§ What the exercise asks: Using the data below, please return every line exactly as given.

§ Exercise materials:
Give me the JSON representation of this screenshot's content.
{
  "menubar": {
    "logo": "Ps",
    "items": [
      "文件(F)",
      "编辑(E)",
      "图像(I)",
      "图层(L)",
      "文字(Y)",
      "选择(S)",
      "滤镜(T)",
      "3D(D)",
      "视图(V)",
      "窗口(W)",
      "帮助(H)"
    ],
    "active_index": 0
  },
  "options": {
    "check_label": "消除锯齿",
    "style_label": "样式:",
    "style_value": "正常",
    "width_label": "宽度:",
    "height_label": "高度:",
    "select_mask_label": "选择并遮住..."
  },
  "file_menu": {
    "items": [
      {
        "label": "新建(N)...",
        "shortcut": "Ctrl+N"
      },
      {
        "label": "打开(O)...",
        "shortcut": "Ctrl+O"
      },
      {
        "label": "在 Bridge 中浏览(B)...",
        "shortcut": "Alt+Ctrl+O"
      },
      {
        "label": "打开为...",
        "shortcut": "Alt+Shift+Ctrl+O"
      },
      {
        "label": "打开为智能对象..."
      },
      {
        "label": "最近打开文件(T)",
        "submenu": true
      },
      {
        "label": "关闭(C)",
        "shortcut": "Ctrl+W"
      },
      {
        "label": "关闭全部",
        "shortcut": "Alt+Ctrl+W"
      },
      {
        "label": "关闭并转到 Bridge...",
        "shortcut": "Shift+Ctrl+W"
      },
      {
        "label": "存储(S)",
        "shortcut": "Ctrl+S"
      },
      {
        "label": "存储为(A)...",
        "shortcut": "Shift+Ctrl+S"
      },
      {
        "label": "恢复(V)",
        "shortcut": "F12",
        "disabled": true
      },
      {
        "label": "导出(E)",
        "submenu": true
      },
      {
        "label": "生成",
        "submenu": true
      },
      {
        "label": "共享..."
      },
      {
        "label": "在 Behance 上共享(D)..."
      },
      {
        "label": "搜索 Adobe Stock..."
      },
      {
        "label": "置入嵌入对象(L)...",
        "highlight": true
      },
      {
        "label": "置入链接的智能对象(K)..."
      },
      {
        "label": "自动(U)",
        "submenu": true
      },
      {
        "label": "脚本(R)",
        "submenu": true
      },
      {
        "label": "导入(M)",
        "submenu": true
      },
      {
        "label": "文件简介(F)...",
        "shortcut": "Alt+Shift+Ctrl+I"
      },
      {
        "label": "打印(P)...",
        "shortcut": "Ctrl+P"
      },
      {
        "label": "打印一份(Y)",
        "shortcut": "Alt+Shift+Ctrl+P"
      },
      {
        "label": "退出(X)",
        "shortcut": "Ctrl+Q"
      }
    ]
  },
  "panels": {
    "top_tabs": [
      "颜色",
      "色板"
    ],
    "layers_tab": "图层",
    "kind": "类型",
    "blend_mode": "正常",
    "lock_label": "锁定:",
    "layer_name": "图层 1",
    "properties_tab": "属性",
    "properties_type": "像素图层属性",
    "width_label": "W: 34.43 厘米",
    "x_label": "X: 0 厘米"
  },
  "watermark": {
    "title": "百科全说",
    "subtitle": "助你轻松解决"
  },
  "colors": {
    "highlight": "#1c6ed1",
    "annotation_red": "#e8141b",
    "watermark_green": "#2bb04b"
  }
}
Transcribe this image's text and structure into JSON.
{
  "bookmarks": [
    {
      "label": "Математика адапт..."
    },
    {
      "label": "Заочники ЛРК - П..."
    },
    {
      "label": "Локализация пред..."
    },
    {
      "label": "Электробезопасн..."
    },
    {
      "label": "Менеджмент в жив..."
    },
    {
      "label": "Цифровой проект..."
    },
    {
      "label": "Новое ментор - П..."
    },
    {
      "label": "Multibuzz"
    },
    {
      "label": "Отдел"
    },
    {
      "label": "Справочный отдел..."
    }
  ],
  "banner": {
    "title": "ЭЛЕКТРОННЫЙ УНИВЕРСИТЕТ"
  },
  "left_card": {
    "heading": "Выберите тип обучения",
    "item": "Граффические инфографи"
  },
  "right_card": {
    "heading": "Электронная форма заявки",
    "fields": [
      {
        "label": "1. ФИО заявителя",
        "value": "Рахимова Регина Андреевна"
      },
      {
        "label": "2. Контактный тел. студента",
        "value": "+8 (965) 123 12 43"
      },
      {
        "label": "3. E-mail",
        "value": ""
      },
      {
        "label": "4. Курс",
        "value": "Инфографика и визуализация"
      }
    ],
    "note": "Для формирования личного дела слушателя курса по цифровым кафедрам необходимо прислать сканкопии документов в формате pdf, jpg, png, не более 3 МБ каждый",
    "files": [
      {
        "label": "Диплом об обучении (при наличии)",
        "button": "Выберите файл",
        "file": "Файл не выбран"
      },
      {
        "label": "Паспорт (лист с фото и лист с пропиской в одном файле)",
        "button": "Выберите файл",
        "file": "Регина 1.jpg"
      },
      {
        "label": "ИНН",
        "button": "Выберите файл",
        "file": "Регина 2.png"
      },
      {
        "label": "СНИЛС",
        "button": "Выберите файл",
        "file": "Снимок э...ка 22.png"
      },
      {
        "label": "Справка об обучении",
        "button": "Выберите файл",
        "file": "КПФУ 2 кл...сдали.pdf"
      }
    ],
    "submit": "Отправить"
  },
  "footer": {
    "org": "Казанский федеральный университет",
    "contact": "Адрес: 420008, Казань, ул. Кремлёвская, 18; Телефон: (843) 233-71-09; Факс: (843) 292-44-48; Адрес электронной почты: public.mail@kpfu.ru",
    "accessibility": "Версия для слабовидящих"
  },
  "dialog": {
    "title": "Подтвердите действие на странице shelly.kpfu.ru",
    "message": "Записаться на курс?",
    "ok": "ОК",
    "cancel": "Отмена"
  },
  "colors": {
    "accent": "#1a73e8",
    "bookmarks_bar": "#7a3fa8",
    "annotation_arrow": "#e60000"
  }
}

§ Expected answer:
Give me the JSON representation of this screenshot's content.
{
  "menubar": {
    "logo": "Ps",
    "items": [
      "文件(F)",
      "编辑(E)",
      "图像(I)",
      "图层(L)",
      "文字(Y)",
      "选择(S)",
      "滤镜(T)",
      "3D(D)",
      "视图(V)",
      "窗口(W)",
      "帮助(H)"
    ],
    "active_index": 0
  },
  "options": {
    "check_label": "消除锯齿",
    "style_label": "样式:",
    "style_value": "正常",
    "width_label": "宽度:",
    "height_label": "高度:",
    "select_mask_label": "选择并遮住..."
  },
  "file_menu": {
    "items": [
      {
        "label": "新建(N)...",
        "shortcut": "Ctrl+N"
      },
      {
        "label": "打开(O)...",
        "shortcut": "Ctrl+O"
      },
      {
        "label": "在 Bridge 中浏览(B)...",
        "shortcut": "Alt+Ctrl+O"
      },
      {
        "label": "打开为...",
        "shortcut": "Alt+Shift+Ctrl+O"
      },
      {
        "label": "打开为智能对象..."
      },
      {
        "label": "最近打开文件(T)",
        "submenu": true
      },
      {
        "label": "关闭(C)",
        "shortcut": "Ctrl+W"
      },
      {
        "label": "关闭全部",
        "shortcut": "Alt+Ctrl+W"
      },
      {
        "label": "关闭并转到 Bridge...",
        "shortcut": "Shift+Ctrl+W"
      },
      {
        "label": "存储(S)",
        "shortcut": "Ctrl+S"
      },
      {
        "label": "存储为(A)...",
        "shortcut": "Shift+Ctrl+S"
      },
      {
        "label": "恢复(V)",
        "shortcut": "F12",
        "disabled": true
      },
      {
        "label": "导出(E)",
        "submenu": true
      },
      {
        "label": "生成",
        "submenu": true
      },
      {
        "label": "共享..."
      },
      {
        "label": "在 Behance 上共享(D)..."
      },
      {
        "label": "搜索 Adobe Stock..."
      },
      {
        "label": "置入嵌入对象(L)...",
        "highlight": true
      },
      {
        "label": "置入链接的智能对象(K)..."
      },
      {
        "label": "自动(U)",
        "submenu": true
      },
      {
        "label": "脚本(R)",
        "submenu": true
      },
      {
        "label": "导入(M)",
        "submenu": true
      },
      {
        "label": "文件简介(F)...",
        "shortcut": "Alt+Shift+Ctrl+I"
      },
      {
        "label": "打印(P)...",
        "shortcut": "Ctrl+P"
      },
      {
        "label": "打印一份(Y)",
        "shortcut": "Alt+Shift+Ctrl+P"
      },
      {
        "label": "退出(X)",
        "shortcut": "Ctrl+Q"
      }
    ]
  },
  "panels": {
    "top_tabs": [
      "颜色",
      "色板"
    ],
    "layers_tab": "图层",
    "kind": "类型",
    "blend_mode": "正常",
    "lock_label": "锁定:",
    "layer_name": "图层 1",
    "properties_tab": "属性",
    "properties_type": "像素图层属性",
    "width_label": "W: 34.43 厘米",
    "x_label": "X: 0 厘米"
  },
  "watermark": {
    "title": "百科全说",
    "subtitle": "助你轻松解决"
  },
  "colors": {
    "highlight": "#1c6ed1",
    "annotation_red": "#e8141b",
    "watermark_green": "#2bb04b"
  }
}
Transcribe this image's text and structure into JSON.
{
  "bookmarks": [
    {
      "label": "Математика адапт..."
    },
    {
      "label": "Заочники ЛРК - П..."
    },
    {
      "label": "Локализация пред..."
    },
    {
      "label": "Электробезопасн..."
    },
    {
      "label": "Менеджмент в жив..."
    },
    {
      "label": "Цифровой проект..."
    },
    {
      "label": "Новое ментор - П..."
    },
    {
      "label": "Multibuzz"
    },
    {
      "label": "Отдел"
    },
    {
      "label": "Справочный отдел..."
    }
  ],
  "banner": {
    "title": "ЭЛЕКТРОННЫЙ УНИВЕРСИТЕТ"
  },
  "left_card": {
    "heading": "Выберите тип обучения",
    "item": "Граффические инфографи"
  },
  "right_card": {
    "heading": "Электронная форма заявки",
    "fields": [
      {
        "label": "1. ФИО заявителя",
        "value": "Рахимова Регина Андреевна"
      },
      {
        "label": "2. Контактный тел. студента",
        "value": "+8 (965) 123 12 43"
      },
      {
        "label": "3. E-mail",
        "value": ""
      },
      {
        "label": "4. Курс",
        "value": "Инфографика и визуализация"
      }
    ],
    "note": "Для формирования личного дела слушателя курса по цифровым кафедрам необходимо прислать сканкопии документов в формате pdf, jpg, png, не более 3 МБ каждый",
    "files": [
      {
        "label": "Диплом об обучении (при наличии)",
        "button": "Выберите файл",
        "file": "Файл не выбран"
      },
      {
        "label": "Паспорт (лист с фото и лист с пропиской в одном файле)",
        "button": "Выберите файл",
        "file": "Регина 1.jpg"
      },
      {
        "label": "ИНН",
        "button": "Выберите файл",
        "file": "Регина 2.png"
      },
      {
        "label": "СНИЛС",
        "button": "Выберите файл",
        "file": "Снимок э...ка 22.png"
      },
      {
        "label": "Справка об обучении",
        "button": "Выберите файл",
        "file": "КПФУ 2 кл...сдали.pdf"
      }
    ],
    "submit": "Отправить"
  },
  "footer": {
    "org": "Казанский федеральный университет",
    "contact": "Адрес: 420008, Казань, ул. Кремлёвская, 18; Телефон: (843) 233-71-09; Факс: (843) 292-44-48; Адрес электронной почты: public.mail@kpfu.ru",
    "accessibility": "Версия для слабовидящих"
  },
  "dialog": {
    "title": "Подтвердите действие на странице shelly.kpfu.ru",
    "message": "Записаться на курс?",
    "ok": "ОК",
    "cancel": "Отмена"
  },
  "colors": {
    "accent": "#1a73e8",
    "bookmarks_bar": "#7a3fa8",
    "annotation_arrow": "#e60000"
  }
}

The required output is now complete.